“We are pleased that a college education in Oklahoma is still one of the most affordable in the nation,” Interim Chancellor Phil Moss said. “It’s extremely important that all students have an opportunity for a college education and that we help them discover all sources of available financial aid, as well as keep our costs as low as possible.”

The tuition impact report reveals that students who enrolled in 30 credit hours at the state’s research institutions – Oklahoma State University and the University of Oklahoma – pay an average of $5,053 in tuition and mandatory fees, compared to $5,707 at peer institutions. OU and OSU continue to be ranked at the bottom of the Big 12 for undergraduate resident tuition and mandatory fees.

Students enrolled at the state’s regional universities pay an average of $3,457 for resident undergraduate tuition and mandatory fees compared to $4,128 in other states.

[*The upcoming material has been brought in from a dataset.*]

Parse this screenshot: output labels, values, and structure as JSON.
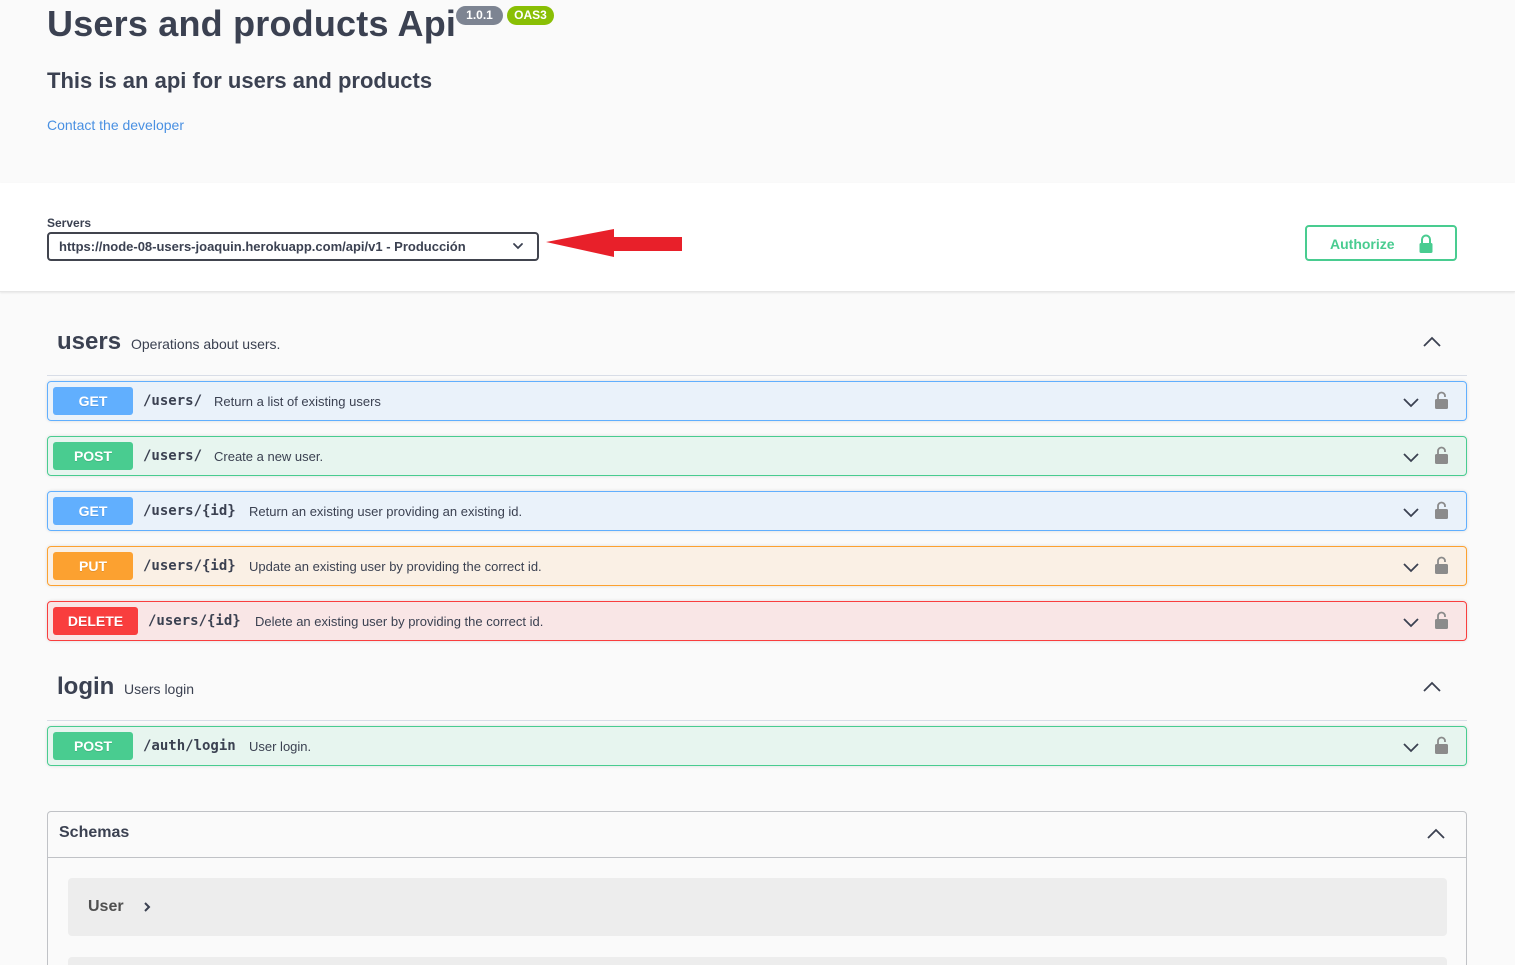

The widest gap is in the community college tier where Oklahoma students pay an average of $2,249 for 30 credit hours compared to $3,168 at peer institutions.

Tuition and mandatory fee increases for the 2006-07 year, which amount to about $12 a month for a full-time resident student, have had a minimal impact on students’ ability to pay for college, according to the report. Higher education officials believe a major reason for the low impact was higher education’s record $1.019 billion appropriation for FY2007. The record amount allowed institutions to keep tuition increases at a minimum, averaging only 5.2 percent.

Institutions have increased the amount of financial aid available to students to help offset the 5.2 percent tuition and mandatory fee increase. Resident tuition waivers increased this year throughout the state system by $4.4 million, or 12.3 percent. Institutions have also implemented other strategies to help students and their families, including creating or expanding tuition scholarship programs for low- to middle-income students, providing additional funds for on-campus jobs and providing alternative payment options throughout the year.

The State Regents have increased funding to the Oklahoma Tuition Aid Grant (OTAG) program to help cover increased college costs and have allocated $2.5 million in funding this year for concurrent enrollment waivers to encourage high school seniors to attend college. And as long as funding is available for the Oklahoma’s Promise-OHLAP scholarship program, eligible students in the program will have the tuition portion of any increase covered.

This year’s tuition and mandatory fee increases have also had little impact on enrollment, the report states. Enrollments have increased significantly during the past few years, despite tuition increases during the same time frame. This fall’s preliminary enrollment figures are relatively flat, however, and should remain so for the near future. Officials cite an improved state economy and smaller high school classes rather than recent tuition increases as possible reasons for the flat enrollment numbers.

The report also revealed that institutions communicated potential tuition and mandatory fee increases to the students in a variety of ways. Most of the students understood the reasons for the increases and accepted them as necessary to ensure the quality of instruction. In addition, institutions continued their commitment to provide cost-effective and cost-efficient operations.

“The State Regents and our state system institutions are committed to engaging in efforts that address accessibility, affordability and accountability so that our students will be prepared for the global marketplace,” State Regents’ Chairman John Massey said. “In addition, we look forward to future dialogues with legislative leaders and the governor’s office to ensure Oklahoma’s higher education options remain some of the most competitive in the nation.”

In 2003, legislators granted colleges and universities tuition- and fee-setting authority within prescribed limits, requiring the State Regents to annually provide them with a detailed report on how the state system is complying with certain provisions set forth in the law.

The State Regents will present this year’s findings to Gov. Brad Henry and state lawmakers in early 2007.